> **Exercise description**
Could you copy every line from the material below in which "CONSTRUCTION" appears?

> **Records provided**

§ §

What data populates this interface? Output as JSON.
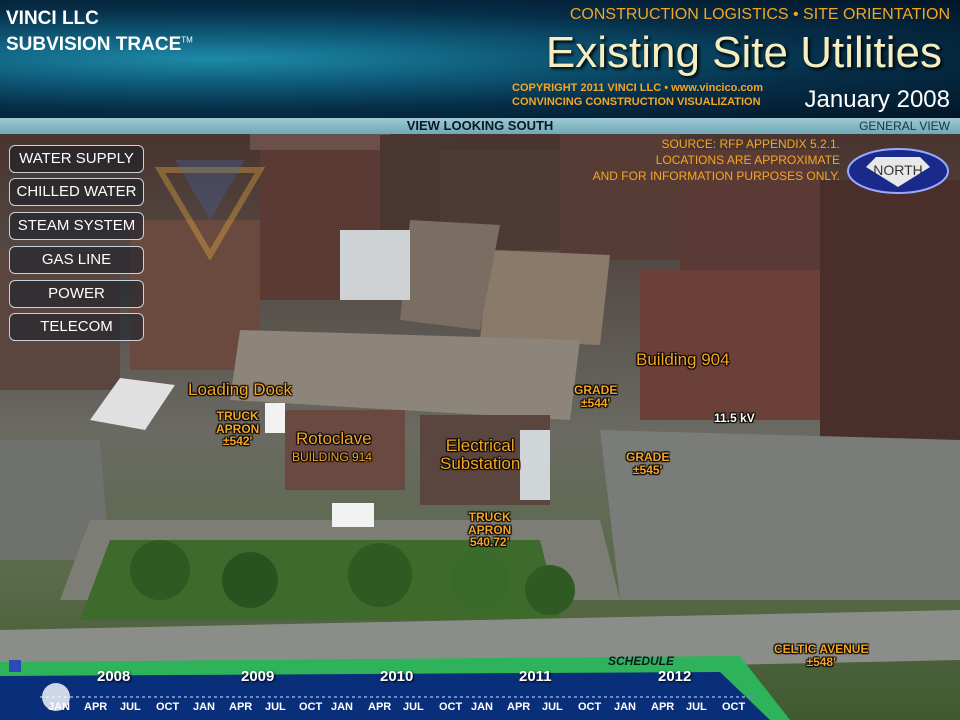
{
  "brand": {
    "line1": "VINCI LLC",
    "line2": "SUBVISION TRACE",
    "tm": "TM"
  },
  "header": {
    "subtitle": "CONSTRUCTION LOGISTICS • SITE ORIENTATION",
    "title": "Existing Site Utilities",
    "copyright_line1": "COPYRIGHT 2011 VINCI LLC • www.vincico.com",
    "copyright_line2": "CONVINCING CONSTRUCTION VISUALIZATION",
    "date": "January 2008"
  },
  "viewbar": {
    "view": "VIEW LOOKING SOUTH",
    "general": "GENERAL VIEW"
  },
  "menu": [
    {
      "label": "WATER SUPPLY"
    },
    {
      "label": "CHILLED WATER"
    },
    {
      "label": "STEAM SYSTEM"
    },
    {
      "label": "GAS LINE"
    },
    {
      "label": "POWER"
    },
    {
      "label": "TELECOM"
    }
  ],
  "source_note": {
    "line1": "SOURCE: RFP APPENDIX 5.2.1.",
    "line2": "LOCATIONS ARE APPROXIMATE",
    "line3": "AND FOR INFORMATION PURPOSES ONLY."
  },
  "compass": {
    "label": "NORTH"
  },
  "map_labels": {
    "loading_dock": "Loading Dock",
    "truck_apron_1": "TRUCK",
    "truck_apron_1b": "APRON",
    "truck_apron_1c": "±542'",
    "rotoclave": "Rotoclave",
    "building_914": "BUILDING 914",
    "electrical_1": "Electrical",
    "electrical_2": "Substation",
    "grade_1a": "GRADE",
    "grade_1b": "±544'",
    "building_904": "Building 904",
    "kv": "11.5 kV",
    "grade_2a": "GRADE",
    "grade_2b": "±545'",
    "truck_apron_2a": "TRUCK",
    "truck_apron_2b": "APRON",
    "truck_apron_2c": "540.72'",
    "celtic_1": "CELTIC AVENUE",
    "celtic_2": "±548'"
  },
  "timeline": {
    "schedule": "SCHEDULE",
    "years": [
      "2008",
      "2009",
      "2010",
      "2011",
      "2012"
    ],
    "months": [
      "JAN",
      "APR",
      "JUL",
      "OCT",
      "JAN",
      "APR",
      "JUL",
      "OCT",
      "JAN",
      "APR",
      "JUL",
      "OCT",
      "JAN",
      "APR",
      "JUL",
      "OCT",
      "JAN",
      "APR",
      "JUL",
      "OCT"
    ]
  },
  "colors": {
    "accent": "#f5a623",
    "header_dark": "#021526",
    "timeline_green": "#2fb35a",
    "timeline_blue": "#0a2f7a"
  }
}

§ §

> **Written response**
    "subtitle": "CONSTRUCTION LOGISTICS • SITE ORIENTATION",
    "copyright_line2": "CONVINCING CONSTRUCTION VISUALIZATION",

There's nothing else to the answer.